Step:3 Data Modeling
Once the data is collected, it needs to be pre-processed to get it ready for analysis. In this step, the business will choose the model they want to use and the algorithm that will best suit their needs. This involves cleaning and formatting the data, and removing any irrelevant data.
Step 4: Prediction and Evaluation
In this step, the business will input their data, and the model will generate predictions. In other words, you will put the predictive model the business creates into production to test or get prospective analytics.
And when it delivers the results, the business then will evaluate if the predictions meet the accuracy and performance.
What are the advantages of predictive data analytics for Businesses?
Predictive analytics helps businesses analyze data and use statistics to predict future events. The process starts by gathering relevant data, analyzing it for patterns, creating a predictive model, and using the model to make forecasts. Furthermore, you can leverage it to forecast market opportunities, predictions of customer preferences, the likelihood of success, and estimated financial outcomes.
In business, predictive models use patterns found in historical and transactional data to identify risks and opportunities. Models capture relationships among many factors to allow the assessment of potential risk associated with a particular set of conditions. Thus, it guides decision-making for candidate transactions.
These predictive capabilities are used extensively across industries, including marketing, insurance, financial services, telecommunications, retailing, and health care. Let’s see how this statistical modeling process helps businesses decide about things like what products to sell or how to allocate resources.
Predictive analytics has proven its value in numerous financial services. For example;
- To predict stock prices, sales growth, gross margin, and other financial indicators;

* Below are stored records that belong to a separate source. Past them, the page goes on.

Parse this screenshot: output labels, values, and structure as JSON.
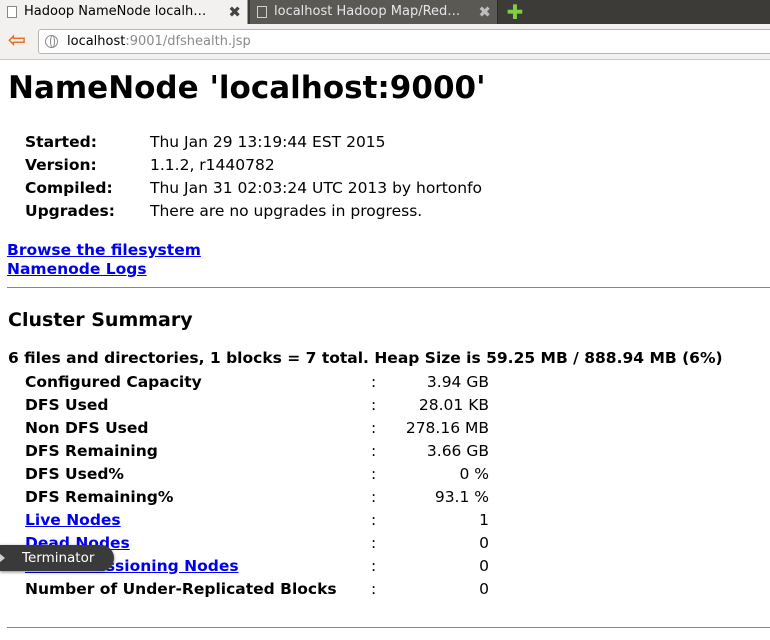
{
  "browser": {
    "tabs": [
      {
        "title": "Hadoop NameNode localh…",
        "close": "✖"
      },
      {
        "title": "localhost Hadoop Map/Red…",
        "close": "✖"
      }
    ],
    "new_tab": "✚",
    "back": "⇦",
    "url_host": "localhost",
    "url_rest": ":9001/dfshealth.jsp"
  },
  "page": {
    "title": "NameNode 'localhost:9000'",
    "info": [
      {
        "label": "Started:",
        "value": "Thu Jan 29 13:19:44 EST 2015"
      },
      {
        "label": "Version:",
        "value": "1.1.2, r1440782"
      },
      {
        "label": "Compiled:",
        "value": "Thu Jan 31 02:03:24 UTC 2013 by hortonfo"
      },
      {
        "label": "Upgrades:",
        "value": "There are no upgrades in progress."
      }
    ],
    "links": {
      "browse": "Browse the filesystem",
      "logs": "Namenode Logs"
    },
    "cluster_summary": {
      "heading": "Cluster Summary",
      "summary_line": "6 files and directories, 1 blocks = 7 total. Heap Size is 59.25 MB / 888.94 MB (6%)",
      "separator": ":",
      "rows": [
        {
          "label": "Configured Capacity",
          "value": "3.94 GB"
        },
        {
          "label": "DFS Used",
          "value": "28.01 KB"
        },
        {
          "label": "Non DFS Used",
          "value": "278.16 MB"
        },
        {
          "label": "DFS Remaining",
          "value": "3.66 GB"
        },
        {
          "label": "DFS Used%",
          "value": "0 %"
        },
        {
          "label": "DFS Remaining%",
          "value": "93.1 %"
        },
        {
          "label": "Live Nodes",
          "value": "1"
        },
        {
          "label": "Dead Nodes",
          "value": "0"
        },
        {
          "label": "Decommissioning Nodes",
          "value": "0"
        },
        {
          "label": "Number of Under-Replicated Blocks",
          "value": "0"
        }
      ]
    }
  },
  "tooltip": {
    "text": "Terminator"
  }
}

- Helps banks, credit card companies, mortgage lenders, and other financial institutions to identify fraudulent transactions and offer their best rates to customers,
- To sell new financial products to the right customers.
Retail and consumer-facing industries
Retail, telecom, restaurants, and other consumer-facing businesses exploit predictive analytics tools and models to handle their customer relationships better. They use the past data of customer behavior to predict future trends and manage their business accordingly. For example;
- If customers are unhappy with their products or services;
- Whether they move to another brand;
- Forecasting demand to create unique marketing campaigns;
- Predict churn rate, customer lifetime value, and set other KIPs.
Predictive analytics helps Airlines to a significant extent by predicting insights such as;
- Collect and analyze flight data concerning each route distance and altitudes,
- Target right customers with optimizing the price in real-time;
- To estimate the amount of fuel needed for a flight.
Transport and logistics companies
The logistics industry employs predictive analytics in multiple ways to optimize supply chains and;
- Determine optimal shipping frequency;
- Predict quantity to meet the demand while minimizing costs;
- Find the fastest routes considering traffic congestion, distance, weather, and delivery points.
Predictive analytics software development solution
You see, predictive analytics provide major industries with insights to grow and prosper their businesses, maintaining good customer relationships. If you think your business needs a data-driven solution like this, you must opt for predictive analytics software development. But you must reflect upon your business goals and objectives to validate whether you need business analytics tools.
As another option, you can discuss your business needs with software development companies like us. We help startups and enterprises increase their strength with emerging technologies.